PART S - CONCLUSION
The Fifth Amendment's privilege against compelled self-incrimination is an
extremely important right of a person suspected of a crime. Confessions which
are obtained through coercion and unlawful inducements are simply not reliable.
The laws are not intended to frustrate the legitimate concerns of law
The purpose is to accommodate BOTH the need for effective
enforcement of our laws, as well as the equally important rights of the
The police officer who understands the basic laws which
govern this area will not be thwarted in the accomplishment of his job. As is
also true in the area of the Fourth Amendment (the law of search and seizure),
the difficulty is in attaining a balance between those two needs. It is the
frequently voiced debate concerning "the rights of the state versus the rights
of the individual."
The point that must be made is that there need be no
confrontation between the two interests at stake here; indeed, there cannot be.
Those who question persons suspected of criminal offenses must understand the
need to preserve the balance between these two interests.
If our law
enforcement officials understand the issues that are involved here, maintain

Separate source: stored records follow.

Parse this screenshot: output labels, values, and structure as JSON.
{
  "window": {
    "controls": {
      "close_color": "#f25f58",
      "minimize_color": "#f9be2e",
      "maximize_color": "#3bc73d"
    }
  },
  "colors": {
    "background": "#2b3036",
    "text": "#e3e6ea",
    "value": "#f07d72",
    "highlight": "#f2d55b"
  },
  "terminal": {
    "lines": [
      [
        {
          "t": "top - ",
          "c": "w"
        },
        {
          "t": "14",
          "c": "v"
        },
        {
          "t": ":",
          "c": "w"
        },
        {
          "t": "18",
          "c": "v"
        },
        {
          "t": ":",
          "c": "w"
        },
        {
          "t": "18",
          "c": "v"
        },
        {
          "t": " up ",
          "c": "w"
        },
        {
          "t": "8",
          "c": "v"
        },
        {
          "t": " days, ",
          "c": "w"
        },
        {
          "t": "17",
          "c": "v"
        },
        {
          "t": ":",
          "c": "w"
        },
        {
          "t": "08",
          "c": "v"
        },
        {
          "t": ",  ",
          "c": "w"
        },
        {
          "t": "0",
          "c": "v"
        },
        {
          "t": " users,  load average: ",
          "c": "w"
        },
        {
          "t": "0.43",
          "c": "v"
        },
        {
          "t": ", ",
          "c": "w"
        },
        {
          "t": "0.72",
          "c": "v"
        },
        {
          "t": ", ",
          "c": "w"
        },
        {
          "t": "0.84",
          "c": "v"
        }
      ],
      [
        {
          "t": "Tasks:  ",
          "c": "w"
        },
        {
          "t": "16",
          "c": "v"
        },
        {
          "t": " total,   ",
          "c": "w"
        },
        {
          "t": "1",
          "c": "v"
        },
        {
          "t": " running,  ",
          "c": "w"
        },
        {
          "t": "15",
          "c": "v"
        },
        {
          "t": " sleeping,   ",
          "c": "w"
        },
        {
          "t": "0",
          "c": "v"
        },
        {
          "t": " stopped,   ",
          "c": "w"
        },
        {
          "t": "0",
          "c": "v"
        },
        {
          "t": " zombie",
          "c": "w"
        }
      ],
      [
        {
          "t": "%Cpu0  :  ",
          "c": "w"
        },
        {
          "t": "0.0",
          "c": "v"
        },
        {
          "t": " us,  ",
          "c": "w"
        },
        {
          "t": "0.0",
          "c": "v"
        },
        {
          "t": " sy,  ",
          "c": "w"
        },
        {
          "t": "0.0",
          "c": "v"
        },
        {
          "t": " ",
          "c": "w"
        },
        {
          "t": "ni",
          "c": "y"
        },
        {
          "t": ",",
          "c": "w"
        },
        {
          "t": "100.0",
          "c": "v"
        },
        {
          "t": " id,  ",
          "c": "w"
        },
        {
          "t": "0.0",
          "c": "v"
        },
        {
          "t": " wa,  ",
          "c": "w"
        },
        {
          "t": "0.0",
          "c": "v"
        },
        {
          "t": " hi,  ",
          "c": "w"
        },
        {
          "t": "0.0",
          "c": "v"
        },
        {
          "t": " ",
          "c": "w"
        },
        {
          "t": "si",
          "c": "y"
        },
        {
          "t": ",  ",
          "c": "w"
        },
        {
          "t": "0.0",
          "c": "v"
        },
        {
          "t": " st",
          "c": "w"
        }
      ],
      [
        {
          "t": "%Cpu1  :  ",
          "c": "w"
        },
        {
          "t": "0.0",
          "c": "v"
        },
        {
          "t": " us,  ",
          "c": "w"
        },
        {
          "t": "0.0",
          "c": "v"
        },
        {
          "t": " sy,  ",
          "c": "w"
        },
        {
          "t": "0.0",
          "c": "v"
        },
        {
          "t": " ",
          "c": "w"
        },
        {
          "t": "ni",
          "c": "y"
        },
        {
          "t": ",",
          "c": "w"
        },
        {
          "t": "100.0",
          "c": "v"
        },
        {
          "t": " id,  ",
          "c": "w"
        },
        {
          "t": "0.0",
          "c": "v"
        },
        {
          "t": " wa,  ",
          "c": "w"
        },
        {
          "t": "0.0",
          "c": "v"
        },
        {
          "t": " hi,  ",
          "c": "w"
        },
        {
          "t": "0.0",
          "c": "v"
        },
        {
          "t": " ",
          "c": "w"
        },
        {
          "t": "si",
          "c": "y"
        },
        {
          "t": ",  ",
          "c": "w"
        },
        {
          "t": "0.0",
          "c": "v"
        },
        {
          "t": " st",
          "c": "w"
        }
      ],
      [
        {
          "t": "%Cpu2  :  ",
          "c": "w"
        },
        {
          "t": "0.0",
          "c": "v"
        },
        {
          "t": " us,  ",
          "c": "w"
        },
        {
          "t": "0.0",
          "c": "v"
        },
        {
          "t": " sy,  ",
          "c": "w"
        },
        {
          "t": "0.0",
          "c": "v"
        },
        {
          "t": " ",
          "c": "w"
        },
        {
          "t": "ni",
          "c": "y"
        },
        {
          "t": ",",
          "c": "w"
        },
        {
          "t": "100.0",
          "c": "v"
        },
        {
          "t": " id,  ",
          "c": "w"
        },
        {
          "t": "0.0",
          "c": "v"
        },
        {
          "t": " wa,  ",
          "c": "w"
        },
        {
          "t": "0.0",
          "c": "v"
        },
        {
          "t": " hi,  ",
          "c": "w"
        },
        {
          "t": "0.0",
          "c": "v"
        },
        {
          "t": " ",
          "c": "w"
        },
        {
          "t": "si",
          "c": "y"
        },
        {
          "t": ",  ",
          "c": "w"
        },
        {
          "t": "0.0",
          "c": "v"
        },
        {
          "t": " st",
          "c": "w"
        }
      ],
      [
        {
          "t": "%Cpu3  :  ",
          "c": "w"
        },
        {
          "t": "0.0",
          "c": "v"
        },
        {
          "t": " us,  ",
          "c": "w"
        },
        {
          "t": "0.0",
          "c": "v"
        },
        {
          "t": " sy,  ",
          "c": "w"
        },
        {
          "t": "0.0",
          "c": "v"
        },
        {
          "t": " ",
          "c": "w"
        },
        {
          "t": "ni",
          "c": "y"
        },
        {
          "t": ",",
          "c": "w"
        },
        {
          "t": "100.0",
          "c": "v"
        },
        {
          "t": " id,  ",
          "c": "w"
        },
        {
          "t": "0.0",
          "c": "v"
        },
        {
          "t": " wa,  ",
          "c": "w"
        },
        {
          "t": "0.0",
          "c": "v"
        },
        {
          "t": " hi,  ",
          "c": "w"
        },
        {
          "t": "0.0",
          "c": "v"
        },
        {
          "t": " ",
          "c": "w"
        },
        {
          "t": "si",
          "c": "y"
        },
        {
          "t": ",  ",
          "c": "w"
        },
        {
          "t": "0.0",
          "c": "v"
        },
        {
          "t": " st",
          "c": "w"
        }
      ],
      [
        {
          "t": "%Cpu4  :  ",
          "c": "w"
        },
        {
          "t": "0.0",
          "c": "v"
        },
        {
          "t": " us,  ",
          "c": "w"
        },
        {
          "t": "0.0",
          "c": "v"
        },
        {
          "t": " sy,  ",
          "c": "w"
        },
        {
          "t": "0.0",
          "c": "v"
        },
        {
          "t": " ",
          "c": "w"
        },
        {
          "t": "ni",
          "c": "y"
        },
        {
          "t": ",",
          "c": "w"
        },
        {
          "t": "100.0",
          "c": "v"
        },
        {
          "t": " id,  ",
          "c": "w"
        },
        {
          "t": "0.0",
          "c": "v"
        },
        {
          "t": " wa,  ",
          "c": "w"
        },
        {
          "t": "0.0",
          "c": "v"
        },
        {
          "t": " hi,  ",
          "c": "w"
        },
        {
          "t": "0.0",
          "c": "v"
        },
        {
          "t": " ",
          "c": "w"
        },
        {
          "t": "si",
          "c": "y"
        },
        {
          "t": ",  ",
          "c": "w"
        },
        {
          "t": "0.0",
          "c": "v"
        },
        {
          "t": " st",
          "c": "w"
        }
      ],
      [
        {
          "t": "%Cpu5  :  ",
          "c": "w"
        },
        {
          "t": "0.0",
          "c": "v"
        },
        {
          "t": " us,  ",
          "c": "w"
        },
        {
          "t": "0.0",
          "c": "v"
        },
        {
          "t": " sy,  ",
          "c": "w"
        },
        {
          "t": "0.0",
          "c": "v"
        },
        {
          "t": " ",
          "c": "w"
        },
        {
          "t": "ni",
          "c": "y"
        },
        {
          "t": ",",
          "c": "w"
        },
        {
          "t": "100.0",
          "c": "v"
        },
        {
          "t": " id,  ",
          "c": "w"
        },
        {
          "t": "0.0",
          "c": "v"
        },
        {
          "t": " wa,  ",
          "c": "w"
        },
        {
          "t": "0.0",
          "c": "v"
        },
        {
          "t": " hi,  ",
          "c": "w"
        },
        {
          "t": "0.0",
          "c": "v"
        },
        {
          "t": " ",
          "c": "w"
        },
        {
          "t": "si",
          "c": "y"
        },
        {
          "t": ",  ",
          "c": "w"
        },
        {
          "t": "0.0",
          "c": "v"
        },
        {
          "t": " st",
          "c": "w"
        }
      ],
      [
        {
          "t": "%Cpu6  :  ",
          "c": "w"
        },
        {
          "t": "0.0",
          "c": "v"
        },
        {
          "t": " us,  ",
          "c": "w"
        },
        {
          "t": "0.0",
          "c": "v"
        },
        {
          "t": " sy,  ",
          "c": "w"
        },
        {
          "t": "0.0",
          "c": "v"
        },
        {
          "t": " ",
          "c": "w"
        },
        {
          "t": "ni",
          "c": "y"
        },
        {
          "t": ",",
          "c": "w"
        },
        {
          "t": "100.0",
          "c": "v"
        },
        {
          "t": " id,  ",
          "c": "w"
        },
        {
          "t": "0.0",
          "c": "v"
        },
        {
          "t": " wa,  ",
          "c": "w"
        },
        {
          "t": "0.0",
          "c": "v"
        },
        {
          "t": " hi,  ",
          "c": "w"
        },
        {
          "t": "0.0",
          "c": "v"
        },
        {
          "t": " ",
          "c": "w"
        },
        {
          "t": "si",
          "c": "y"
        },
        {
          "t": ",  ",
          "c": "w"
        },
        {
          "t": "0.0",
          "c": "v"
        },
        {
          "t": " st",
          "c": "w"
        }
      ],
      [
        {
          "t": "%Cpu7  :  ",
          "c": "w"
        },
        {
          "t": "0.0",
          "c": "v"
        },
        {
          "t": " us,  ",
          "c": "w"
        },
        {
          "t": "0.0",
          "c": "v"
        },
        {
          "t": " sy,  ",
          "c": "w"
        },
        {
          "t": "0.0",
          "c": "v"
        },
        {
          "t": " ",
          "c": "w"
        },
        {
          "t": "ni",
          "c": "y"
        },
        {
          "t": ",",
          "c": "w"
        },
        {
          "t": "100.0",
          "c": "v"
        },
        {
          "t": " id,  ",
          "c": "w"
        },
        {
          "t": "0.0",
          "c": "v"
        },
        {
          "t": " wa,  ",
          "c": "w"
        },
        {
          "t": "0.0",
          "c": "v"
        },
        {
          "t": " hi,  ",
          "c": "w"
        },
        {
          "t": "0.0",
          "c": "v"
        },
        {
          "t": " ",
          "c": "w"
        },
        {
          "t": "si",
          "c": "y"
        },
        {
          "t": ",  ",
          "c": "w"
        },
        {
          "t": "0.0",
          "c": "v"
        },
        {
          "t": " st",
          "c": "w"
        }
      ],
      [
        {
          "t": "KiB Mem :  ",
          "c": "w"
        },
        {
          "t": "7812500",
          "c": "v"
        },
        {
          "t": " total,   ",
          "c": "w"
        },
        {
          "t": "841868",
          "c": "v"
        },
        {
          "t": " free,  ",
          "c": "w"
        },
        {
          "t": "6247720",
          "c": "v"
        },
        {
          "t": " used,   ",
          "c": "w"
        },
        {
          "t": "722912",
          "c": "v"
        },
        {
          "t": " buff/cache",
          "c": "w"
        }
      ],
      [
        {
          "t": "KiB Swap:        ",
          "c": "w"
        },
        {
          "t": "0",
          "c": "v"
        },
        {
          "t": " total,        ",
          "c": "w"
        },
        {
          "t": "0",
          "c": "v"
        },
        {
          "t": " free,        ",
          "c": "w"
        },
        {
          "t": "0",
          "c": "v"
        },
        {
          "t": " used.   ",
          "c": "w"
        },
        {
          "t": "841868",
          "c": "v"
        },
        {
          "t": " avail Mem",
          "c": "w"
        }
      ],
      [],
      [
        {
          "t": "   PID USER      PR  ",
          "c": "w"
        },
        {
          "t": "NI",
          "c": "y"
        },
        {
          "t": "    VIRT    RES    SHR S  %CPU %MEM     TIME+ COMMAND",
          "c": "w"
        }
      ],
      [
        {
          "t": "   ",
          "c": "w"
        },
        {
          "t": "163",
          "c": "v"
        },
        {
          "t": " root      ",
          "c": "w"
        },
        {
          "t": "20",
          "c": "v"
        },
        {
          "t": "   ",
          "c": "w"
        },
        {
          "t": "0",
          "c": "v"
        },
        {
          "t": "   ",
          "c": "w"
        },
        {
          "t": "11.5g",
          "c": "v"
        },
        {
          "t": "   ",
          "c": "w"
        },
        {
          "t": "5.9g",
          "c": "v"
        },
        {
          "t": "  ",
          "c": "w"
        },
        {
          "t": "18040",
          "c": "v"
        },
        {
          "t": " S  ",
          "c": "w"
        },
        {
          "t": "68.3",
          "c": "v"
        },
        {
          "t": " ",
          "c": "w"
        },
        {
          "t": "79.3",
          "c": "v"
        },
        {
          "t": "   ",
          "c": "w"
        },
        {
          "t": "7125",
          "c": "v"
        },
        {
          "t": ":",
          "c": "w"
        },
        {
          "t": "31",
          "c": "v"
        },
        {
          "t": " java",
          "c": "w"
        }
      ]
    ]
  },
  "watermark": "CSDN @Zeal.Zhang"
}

the necessary perspective, and act reasonably and with good faith, they will
find the courts are not their enemy.